Yet, it’s impossible to talk about the impending American League Championship Series without revisiting July 8, the day Cliff Lee maybe, kinda, sorta almost became a Yankee. In The Post today, Joel Sherman, seemingly the most connected of New York reporters, goes back inside the Cliff Lee negotiations, and for the most part, it’s a story we know well. The Mariners were desperate to pry Justin Smoak from the Rangers, and they either wanted Eduardo Nuñez or Ivan Nova to join Jesus Montero instead of David Adams or were willing to use the Yanks to put the pressure on Texas GM Jon Daniels. Depending upon who you ask, a deal with the Yanks was on the verge of completion. “We had him,” Brian Cashman said to Sherman. “We had a deal in principle pending physicals.”
Sherman sheds some light on the process:
Around 9 p.m. Eastern Time on July 8, Seattle agreed with the Yankeees to accept Montero, Adams and righty Zach McAllister for Lee, and the sides swapped medical info. Around 3 a.m. Zduriencik called Cashman to say Seattle team doctors were concerned about Adams’ right ankle. This confused the Yankees. Adams had been out since injuring his ankle sliding May 23, yet the Mariners kept insisting he had to be included and the Yankees only relented that night.
Seattle’s concerns proved valid, as subsequent tests weeks later revealed a fracture and not a sprain for Adams.
Over the next several hours Seattle asked the Yankees to replace Adams.

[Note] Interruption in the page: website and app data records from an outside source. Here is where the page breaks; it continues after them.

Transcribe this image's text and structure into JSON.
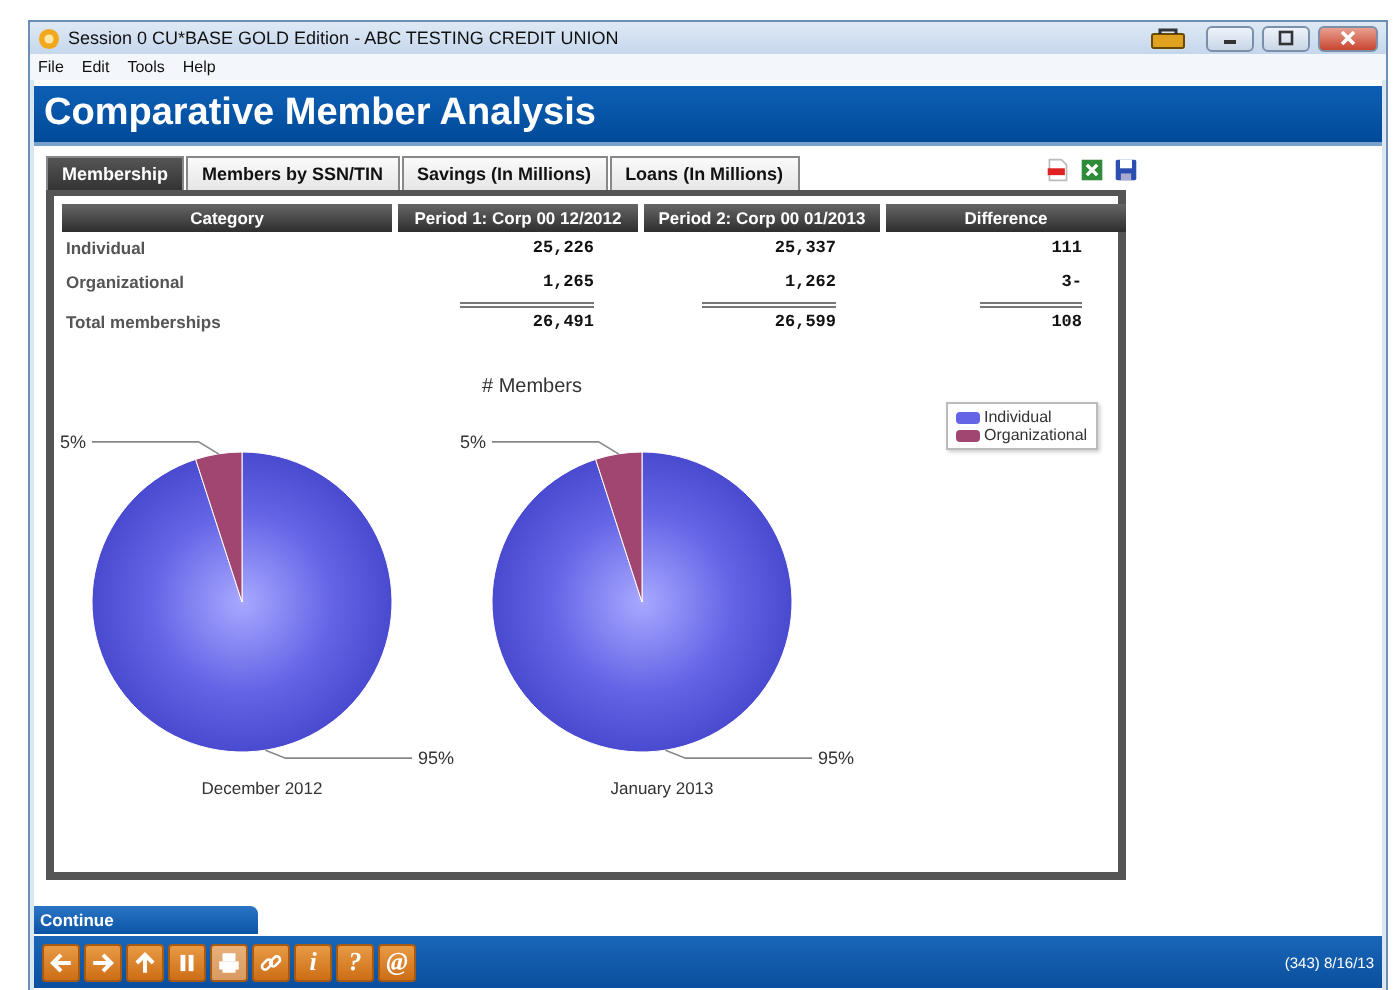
{
  "window": {
    "title": "Session 0 CU*BASE GOLD Edition - ABC TESTING CREDIT UNION"
  },
  "menu": [
    "File",
    "Edit",
    "Tools",
    "Help"
  ],
  "header": {
    "title": "Comparative Member Analysis"
  },
  "tabs": [
    {
      "label": "Membership",
      "selected": true
    },
    {
      "label": "Members by SSN/TIN",
      "selected": false
    },
    {
      "label": "Savings (In Millions)",
      "selected": false
    },
    {
      "label": "Loans (In Millions)",
      "selected": false
    }
  ],
  "table": {
    "columns": [
      "Category",
      "Period 1:  Corp 00  12/2012",
      "Period 2:  Corp 00  01/2013",
      "Difference"
    ],
    "rows": [
      {
        "kind": "item",
        "cells": [
          "Individual",
          "25,226",
          "25,337",
          "111"
        ]
      },
      {
        "kind": "item",
        "cells": [
          "Organizational",
          "1,265",
          "1,262",
          "3-"
        ]
      },
      {
        "kind": "total",
        "cells": [
          "Total memberships",
          "26,491",
          "26,599",
          "108"
        ]
      }
    ]
  },
  "charts": {
    "title": "# Members",
    "legend": [
      {
        "label": "Individual",
        "color": "#6464e6"
      },
      {
        "label": "Organizational",
        "color": "#a04670"
      }
    ],
    "pies": [
      {
        "caption": "December 2012",
        "chart_data": {
          "type": "pie",
          "values": [
            95,
            5
          ],
          "value_labels": [
            "95%",
            "5%"
          ]
        }
      },
      {
        "caption": "January 2013",
        "chart_data": {
          "type": "pie",
          "values": [
            95,
            5
          ],
          "value_labels": [
            "95%",
            "5%"
          ]
        }
      }
    ]
  },
  "continue": {
    "label": "Continue"
  },
  "toolbar": [
    {
      "kind": "back",
      "disabled": false
    },
    {
      "kind": "forward",
      "disabled": false
    },
    {
      "kind": "up",
      "disabled": false
    },
    {
      "kind": "pause",
      "disabled": false
    },
    {
      "kind": "print",
      "disabled": true
    },
    {
      "kind": "link",
      "disabled": false
    },
    {
      "kind": "text",
      "label": "i",
      "disabled": false
    },
    {
      "kind": "text",
      "label": "?",
      "disabled": false
    },
    {
      "kind": "text",
      "label": "@",
      "disabled": false
    }
  ],
  "status": "(343) 8/16/13"
}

The Yankees offered touted righty Adam Warren. The Mariners said either Nova or Nunez must be the replacement, which was their initial position a week earlier. Cashman refused, stating the Yankees would not yield significantly more to get Lee for half a season than Philadelphia had given Cleveland to obtain Lee for a season and a half or Seattle had given Philadelphia to get Lee for a season.

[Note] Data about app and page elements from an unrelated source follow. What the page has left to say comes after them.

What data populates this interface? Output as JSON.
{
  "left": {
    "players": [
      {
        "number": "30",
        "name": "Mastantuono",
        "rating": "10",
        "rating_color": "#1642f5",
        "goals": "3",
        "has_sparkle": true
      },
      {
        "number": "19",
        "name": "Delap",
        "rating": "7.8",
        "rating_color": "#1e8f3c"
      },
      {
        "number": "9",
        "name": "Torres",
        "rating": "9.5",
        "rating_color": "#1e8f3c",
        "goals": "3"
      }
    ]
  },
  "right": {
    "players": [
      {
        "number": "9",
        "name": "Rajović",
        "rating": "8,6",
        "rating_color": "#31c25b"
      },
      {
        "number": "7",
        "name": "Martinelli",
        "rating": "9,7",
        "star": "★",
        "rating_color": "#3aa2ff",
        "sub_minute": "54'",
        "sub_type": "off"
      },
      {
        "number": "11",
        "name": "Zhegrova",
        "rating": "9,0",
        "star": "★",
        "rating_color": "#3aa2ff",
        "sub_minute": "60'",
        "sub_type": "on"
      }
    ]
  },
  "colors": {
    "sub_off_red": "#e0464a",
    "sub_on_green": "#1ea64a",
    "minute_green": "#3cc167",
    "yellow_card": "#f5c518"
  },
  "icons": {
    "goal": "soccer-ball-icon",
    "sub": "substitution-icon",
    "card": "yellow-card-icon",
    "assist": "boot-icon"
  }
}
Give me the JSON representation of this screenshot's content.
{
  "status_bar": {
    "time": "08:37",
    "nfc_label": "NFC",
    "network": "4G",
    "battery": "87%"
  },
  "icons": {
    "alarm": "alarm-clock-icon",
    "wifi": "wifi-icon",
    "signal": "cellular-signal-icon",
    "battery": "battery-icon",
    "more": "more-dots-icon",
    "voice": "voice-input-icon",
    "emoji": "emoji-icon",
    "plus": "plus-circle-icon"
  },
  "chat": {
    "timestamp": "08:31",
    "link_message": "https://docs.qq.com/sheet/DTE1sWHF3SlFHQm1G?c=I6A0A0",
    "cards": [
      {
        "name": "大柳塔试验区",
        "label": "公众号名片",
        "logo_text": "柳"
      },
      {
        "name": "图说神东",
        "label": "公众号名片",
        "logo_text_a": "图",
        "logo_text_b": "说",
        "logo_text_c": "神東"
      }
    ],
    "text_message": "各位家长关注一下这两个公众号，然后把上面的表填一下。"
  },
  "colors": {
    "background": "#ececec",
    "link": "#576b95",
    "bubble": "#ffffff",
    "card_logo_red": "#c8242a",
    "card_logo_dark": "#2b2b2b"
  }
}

Also, the Yankees came to believe Seattle had not shut down conversations with Texas. There are no written rules, but general protocol is that once a deal in principle is reached, then the trading teams go silent with other clubs.
Yankee fans spent the day waiting for the trade to become official on the 9th, and it never did. Now, instead of pitching Game 2 of the ALCS for the Yankees, Lee will face them in Game 3 on Monday night in the Bronx. “So be it,” Cashman said. “If you want to be the best, you have to beat the best. We will find out in who has the best team. I have no regrets. I am comfortable with not [completing the trade]. In time we will learn if that was the right thing to do.”

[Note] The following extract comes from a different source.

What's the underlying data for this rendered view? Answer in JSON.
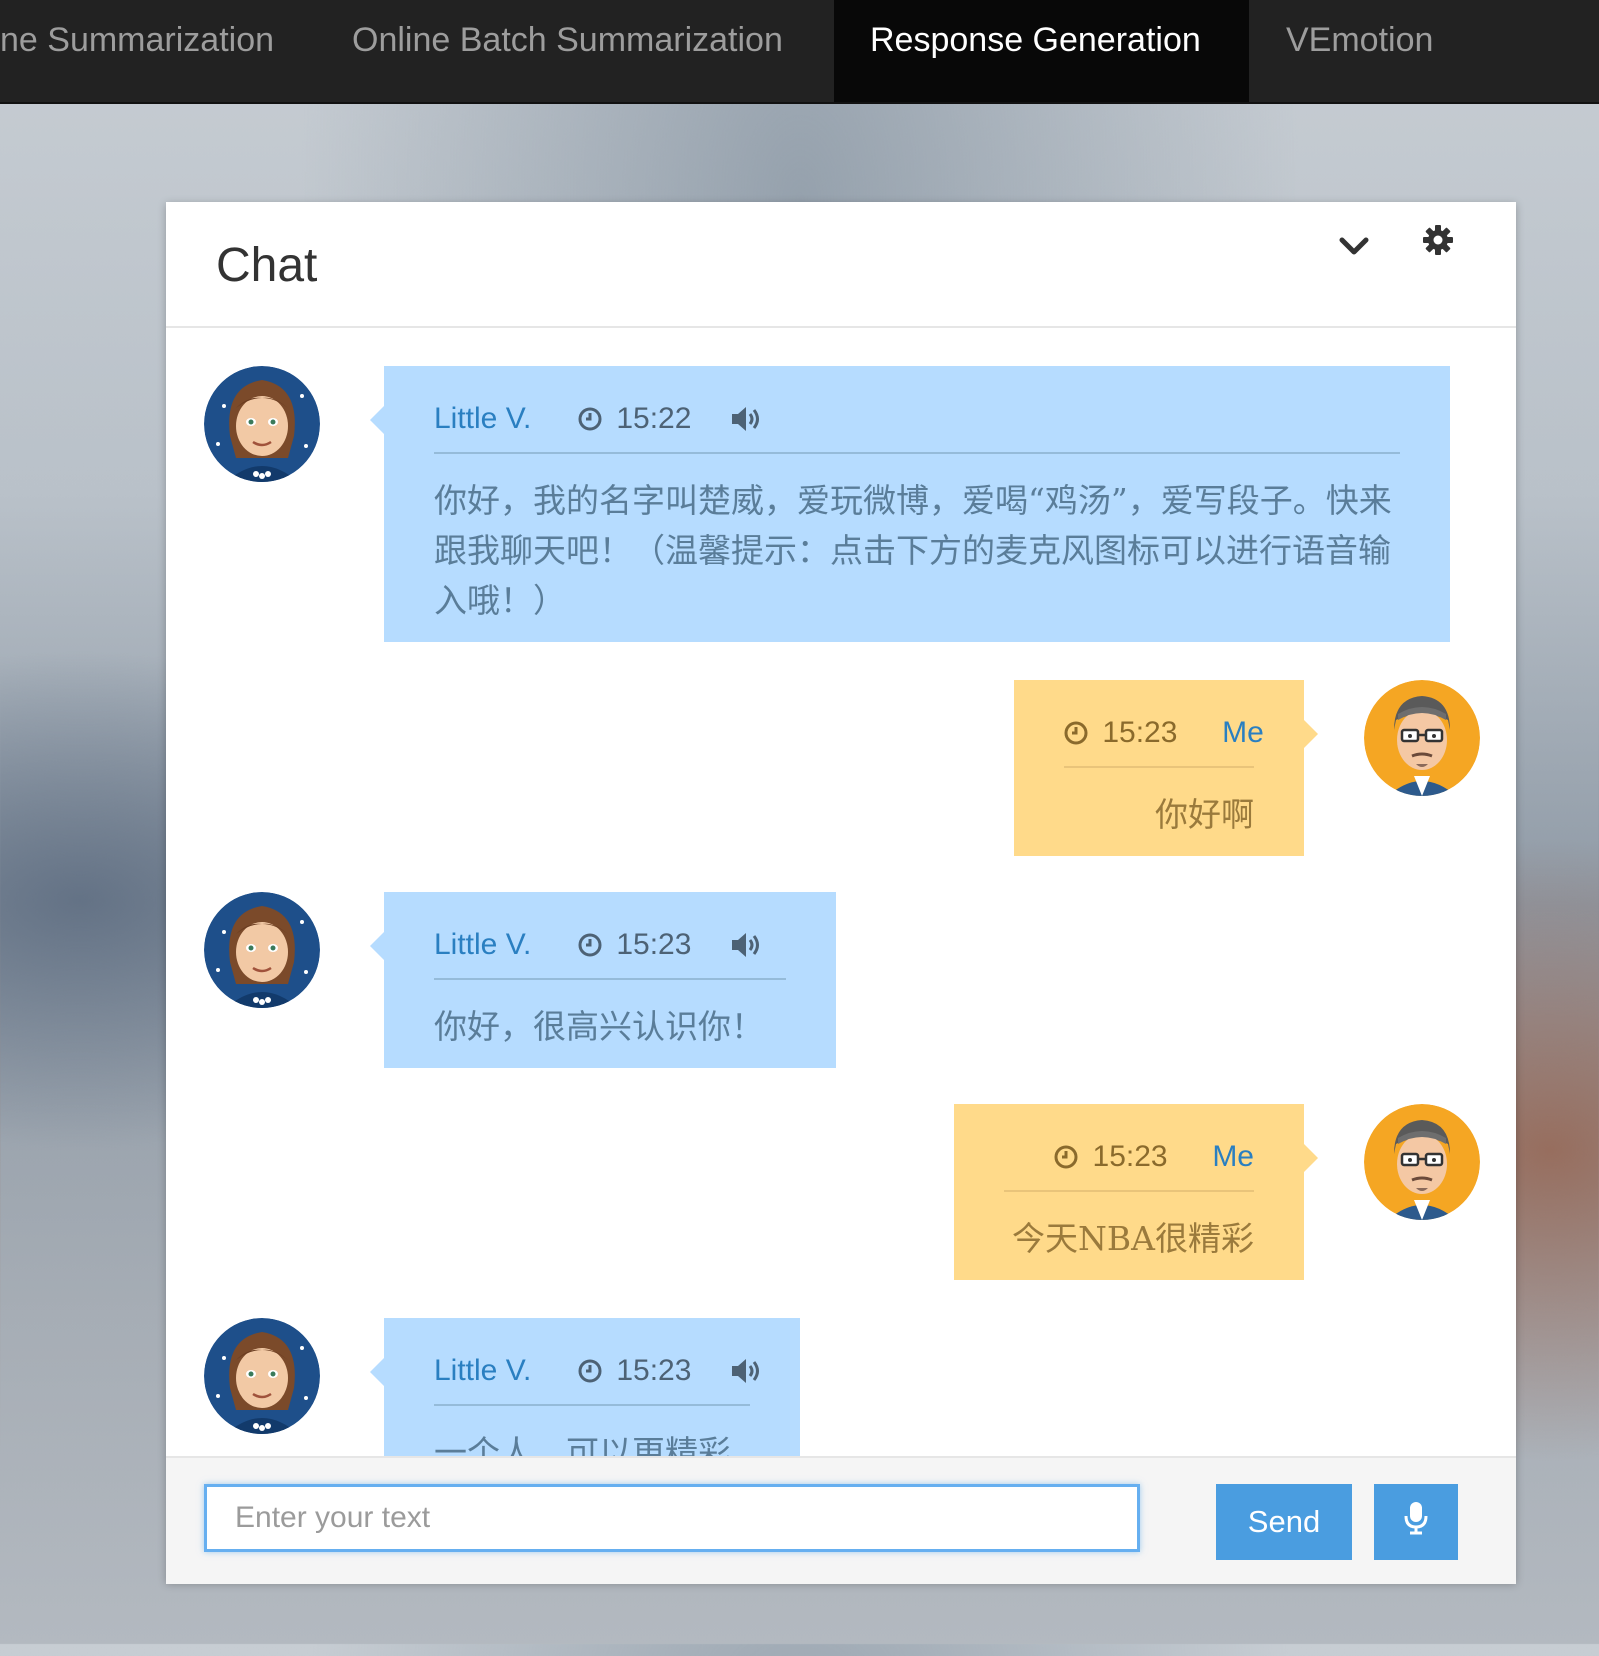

In his 3UP post today, Sherman discussed Lee at length and compared it to the Johan Santana situation. A few years ago, we lobbied hard against a trade that would have sent Phil Hughes along with at least Ian Kennedy and one or two other pieces to the Twins for Johan Santana, but this time around, I was more comfortable with the Lee trade. I can’t speak for Joe or Mike here, but I worried about the Yanks’ blown opportunity. I worried about Lee’s future with another team, and I worried that Jesus Montero might just be a little bit overhyped. After all, even though the magazine ranked him the fourth-best International League prospect this year, Baseball America says his defense is highly suspect. If Montero is only a bat but not a catcher, his future value declines.
Of course, the Yankees have a plan, and they’re going to stick to it. Brian Cashman knows that, as Tyler Kepner noted, when it comes to free agency, the Yanks get their guy. They got Mike Mussina and Jason Giambi, Hideki Matsui and Johnny Damon, CC Sabathia and Mark Teixeira. To the Yankees, money isn’t an obstacle, and if the only thing that separates them from Cliff Lee is two weeks of the playoffs and a $110-million contract, so be it.
Still, even though Lee won’t take the mound for another four days, his presence looms over this ALCS. He is Texas’ savior, an ace they haven’t had in decades, if ever, and he’s the almost-was for the Yankees. Nearly a member of the team in July, Cliff Lee will once again try to stop the Yankees from winning a World Series for what hopefully will be the last time before he joins them.